Borrell, on the Russian troops on the border with Ukraine: “They have not gone to tea”

“They have not met to have tea”, said Josep Borrell: “When you gather 140,000 soldiers on the border with Ukraine it is not to go to have tea”. This is how the head of European diplomacy described the crisis with Russia after his meeting with the US Secretary of State, Anthony Blinken, within the framework of the EU-US Energy Council, which had not met for four years.

The meeting has come after the joint statement between the president of the United States, Joe Biden, and the president of the European Commission, Ursula von der Leyen, to ensure the supply of gas in the EU if the crisis with Russia breaks out, one of the main gas suppliers to Europe, precisely through Ukraine and Belarus.

“We share a strong concern about the risk on the border between Ukraine and Russia,” said Borrell: “And we are certainly in the most dangerous moment for security in Europe since the end of the Cold War. But we believe that there is still room for diplomacy. We have to increase our efforts to avoid a great risk to peace and security. Mr. Lavrov [ministro de Exteriores ruso] has sent a letter to all members of the European Union asking that Russia’s security concerns be taken into consideration. I am coordinating the response to this letter and insisting that there is still room for a diplomatic way out of the crisis.”

In this regard, Blinken added: “It’s not alarmism, it’s facts. We have to deal with the facts to make sure we’re fully prepared. And the facts are that we’ve seen Russian forces build up on Ukraine’s borders in recent months. That’s not happening in a vacuum. It’s happening in the context of what Russia already did in 2014 by invading Ukraine, seizing Crimea and creating a conflict in Donbas, which continues to this day. That’s what we’re seeing. That’s what we’re responding to. We’ve shown that we’re fully prepared to address those concerns reciprocally and to do so in full and very close coordination. But at the same time, given the facts that we’re seeing, given the history that we know We must be prepared for what may happen.”

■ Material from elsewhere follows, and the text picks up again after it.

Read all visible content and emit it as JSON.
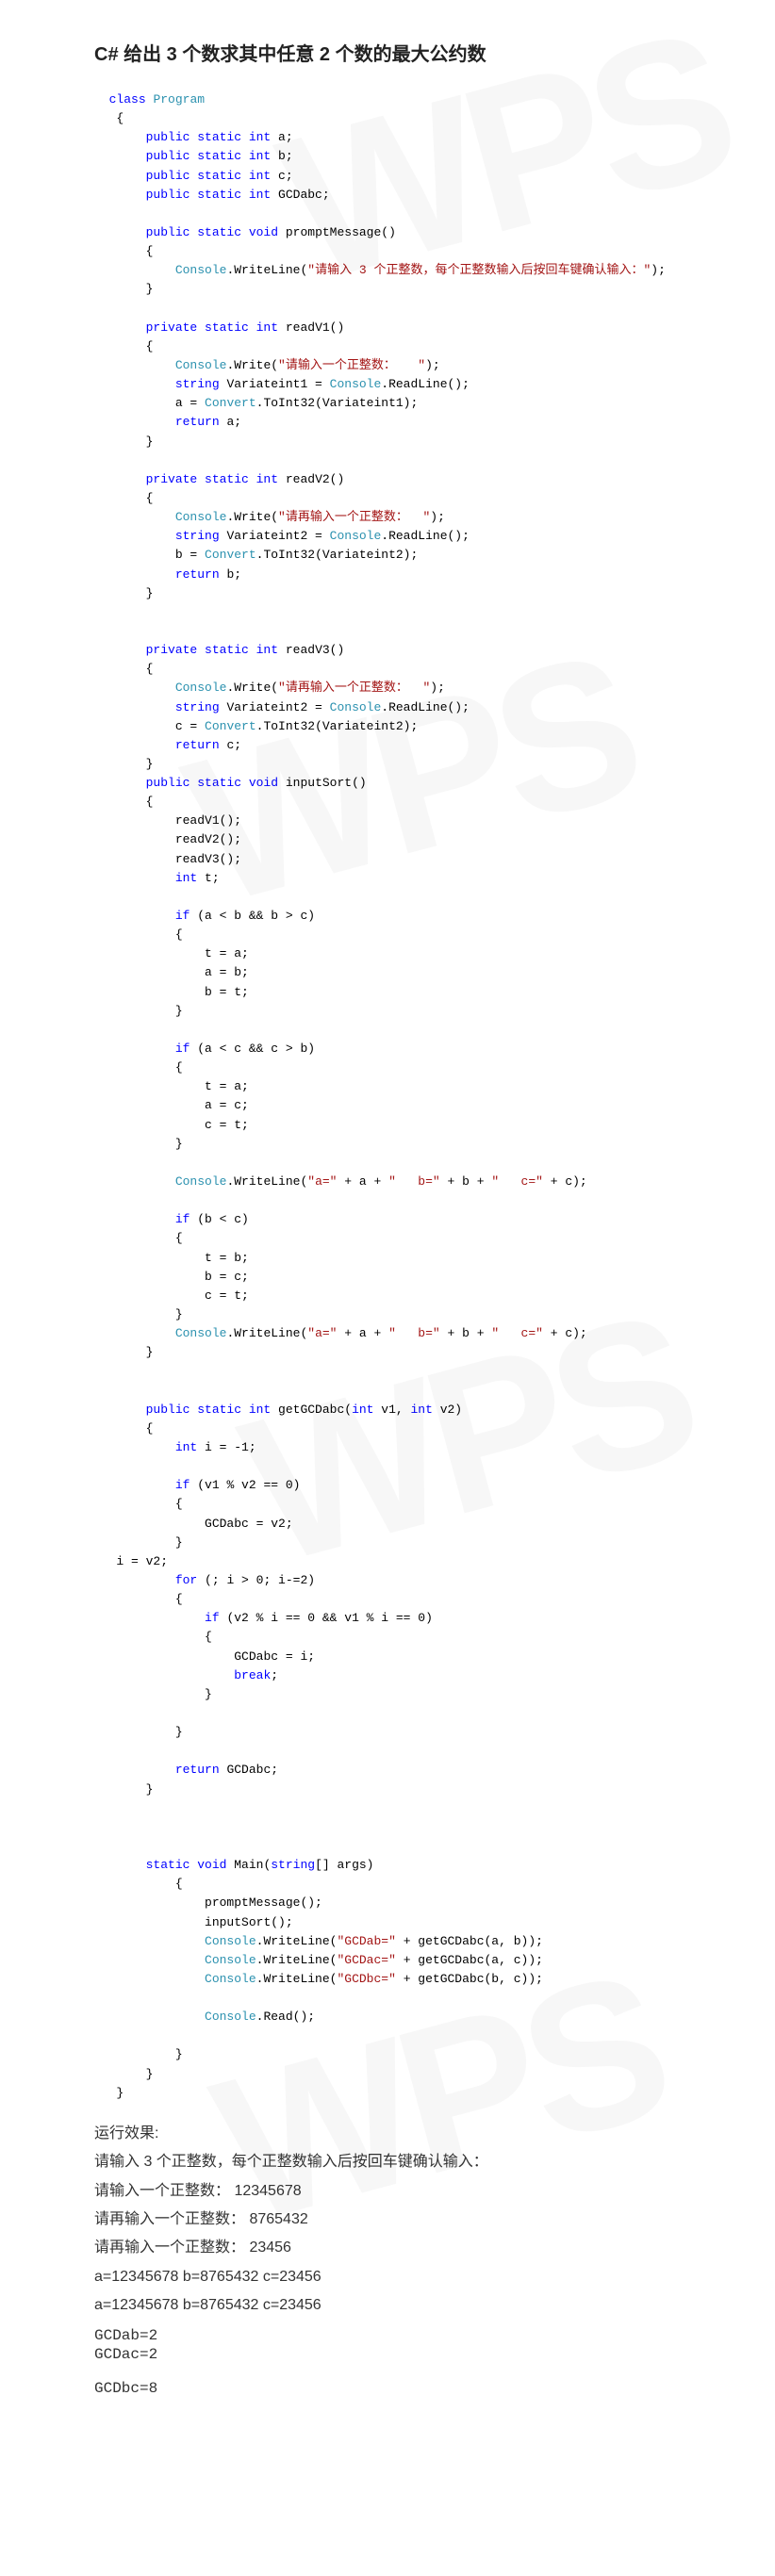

What could happen, an attack of some kind by Russia on Ukraine in the context of the Kremlin, in turn, saying it feels threatened by the eastern expansion of NATO and its weapons, would trigger a series of sanctions that have not yet been advertised in detail. “When we talk about sanctions,” said Borrell, “we talk about personal sanctions, commercial and sectoral economic sanctions, and financial sanctions. We are not threatening anyone, but we want to make it clear what the consequences of some actions would be. From the Union European Union, we have a certain number of tools in the economic, commercial and financial field that could be mobilized and be very detrimental to the Russian economy.”

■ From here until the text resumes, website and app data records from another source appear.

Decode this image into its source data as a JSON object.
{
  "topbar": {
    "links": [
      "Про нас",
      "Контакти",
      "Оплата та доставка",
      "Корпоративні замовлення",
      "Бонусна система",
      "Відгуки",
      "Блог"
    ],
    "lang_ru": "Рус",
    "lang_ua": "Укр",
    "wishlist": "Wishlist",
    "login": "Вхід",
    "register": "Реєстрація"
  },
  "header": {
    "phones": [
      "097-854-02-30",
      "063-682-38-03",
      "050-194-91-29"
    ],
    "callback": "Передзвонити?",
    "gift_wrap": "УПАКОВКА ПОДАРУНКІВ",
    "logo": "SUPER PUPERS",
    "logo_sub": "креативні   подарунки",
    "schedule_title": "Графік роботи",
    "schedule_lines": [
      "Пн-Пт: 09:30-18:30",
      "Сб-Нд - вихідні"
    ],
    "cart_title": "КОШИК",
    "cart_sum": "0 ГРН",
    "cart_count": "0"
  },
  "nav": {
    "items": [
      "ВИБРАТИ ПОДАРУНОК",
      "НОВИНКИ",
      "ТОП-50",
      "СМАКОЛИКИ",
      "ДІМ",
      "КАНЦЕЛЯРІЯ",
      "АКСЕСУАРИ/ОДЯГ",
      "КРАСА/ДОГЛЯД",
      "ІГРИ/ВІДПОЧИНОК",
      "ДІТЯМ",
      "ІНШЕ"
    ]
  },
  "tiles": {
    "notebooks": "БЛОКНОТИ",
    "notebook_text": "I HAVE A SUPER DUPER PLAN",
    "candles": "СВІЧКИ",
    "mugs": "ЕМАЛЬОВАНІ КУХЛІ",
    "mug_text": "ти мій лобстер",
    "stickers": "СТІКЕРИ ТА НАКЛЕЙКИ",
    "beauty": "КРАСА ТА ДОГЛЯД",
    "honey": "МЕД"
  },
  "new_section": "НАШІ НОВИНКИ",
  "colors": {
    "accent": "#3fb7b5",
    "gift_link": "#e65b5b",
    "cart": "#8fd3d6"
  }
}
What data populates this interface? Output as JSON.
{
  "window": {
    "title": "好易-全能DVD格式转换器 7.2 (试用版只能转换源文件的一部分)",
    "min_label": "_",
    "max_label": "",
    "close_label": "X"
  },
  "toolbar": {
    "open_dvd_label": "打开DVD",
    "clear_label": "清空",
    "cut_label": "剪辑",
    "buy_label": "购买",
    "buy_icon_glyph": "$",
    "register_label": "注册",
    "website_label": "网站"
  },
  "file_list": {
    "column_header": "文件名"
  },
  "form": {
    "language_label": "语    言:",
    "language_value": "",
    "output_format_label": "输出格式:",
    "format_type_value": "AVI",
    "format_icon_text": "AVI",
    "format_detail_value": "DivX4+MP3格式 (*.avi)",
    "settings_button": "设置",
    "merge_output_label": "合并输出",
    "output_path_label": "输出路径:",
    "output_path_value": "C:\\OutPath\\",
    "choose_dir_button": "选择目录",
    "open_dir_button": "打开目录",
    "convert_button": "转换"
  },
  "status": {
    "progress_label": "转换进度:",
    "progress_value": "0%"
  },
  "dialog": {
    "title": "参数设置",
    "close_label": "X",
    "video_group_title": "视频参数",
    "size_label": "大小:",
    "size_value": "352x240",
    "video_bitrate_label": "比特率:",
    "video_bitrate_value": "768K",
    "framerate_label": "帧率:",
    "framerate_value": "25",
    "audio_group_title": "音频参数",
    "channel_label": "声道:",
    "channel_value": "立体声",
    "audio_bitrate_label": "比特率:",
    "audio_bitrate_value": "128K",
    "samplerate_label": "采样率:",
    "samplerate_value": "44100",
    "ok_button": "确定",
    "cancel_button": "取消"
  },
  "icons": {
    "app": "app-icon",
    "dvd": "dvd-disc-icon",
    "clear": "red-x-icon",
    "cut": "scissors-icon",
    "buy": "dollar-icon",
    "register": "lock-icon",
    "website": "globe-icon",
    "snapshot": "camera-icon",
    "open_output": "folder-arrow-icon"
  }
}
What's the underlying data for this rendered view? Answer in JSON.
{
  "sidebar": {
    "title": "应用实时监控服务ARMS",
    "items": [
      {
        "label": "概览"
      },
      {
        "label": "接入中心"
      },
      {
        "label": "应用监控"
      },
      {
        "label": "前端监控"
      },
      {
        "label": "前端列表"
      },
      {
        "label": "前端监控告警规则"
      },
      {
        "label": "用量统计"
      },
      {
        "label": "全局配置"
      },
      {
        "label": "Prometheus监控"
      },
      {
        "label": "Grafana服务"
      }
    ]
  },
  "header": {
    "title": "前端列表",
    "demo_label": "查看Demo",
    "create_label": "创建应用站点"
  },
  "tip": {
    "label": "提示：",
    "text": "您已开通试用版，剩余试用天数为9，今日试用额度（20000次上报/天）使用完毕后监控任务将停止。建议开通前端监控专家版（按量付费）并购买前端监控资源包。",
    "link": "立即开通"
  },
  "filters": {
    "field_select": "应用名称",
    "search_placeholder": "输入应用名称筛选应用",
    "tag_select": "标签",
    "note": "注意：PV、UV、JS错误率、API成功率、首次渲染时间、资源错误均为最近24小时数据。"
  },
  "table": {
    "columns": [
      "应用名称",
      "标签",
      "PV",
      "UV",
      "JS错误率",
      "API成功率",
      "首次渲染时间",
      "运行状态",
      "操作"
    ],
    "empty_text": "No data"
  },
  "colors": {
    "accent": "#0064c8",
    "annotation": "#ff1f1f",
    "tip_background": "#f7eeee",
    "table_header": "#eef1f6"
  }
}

According to Blinken, “a high-impact, rapid-action response has been developed that would inflict heavy costs on the Russian economy and financial system, including significant sanctions and export controls that would have a long-term effect by denying Russia the technology it needs.” in key sectors.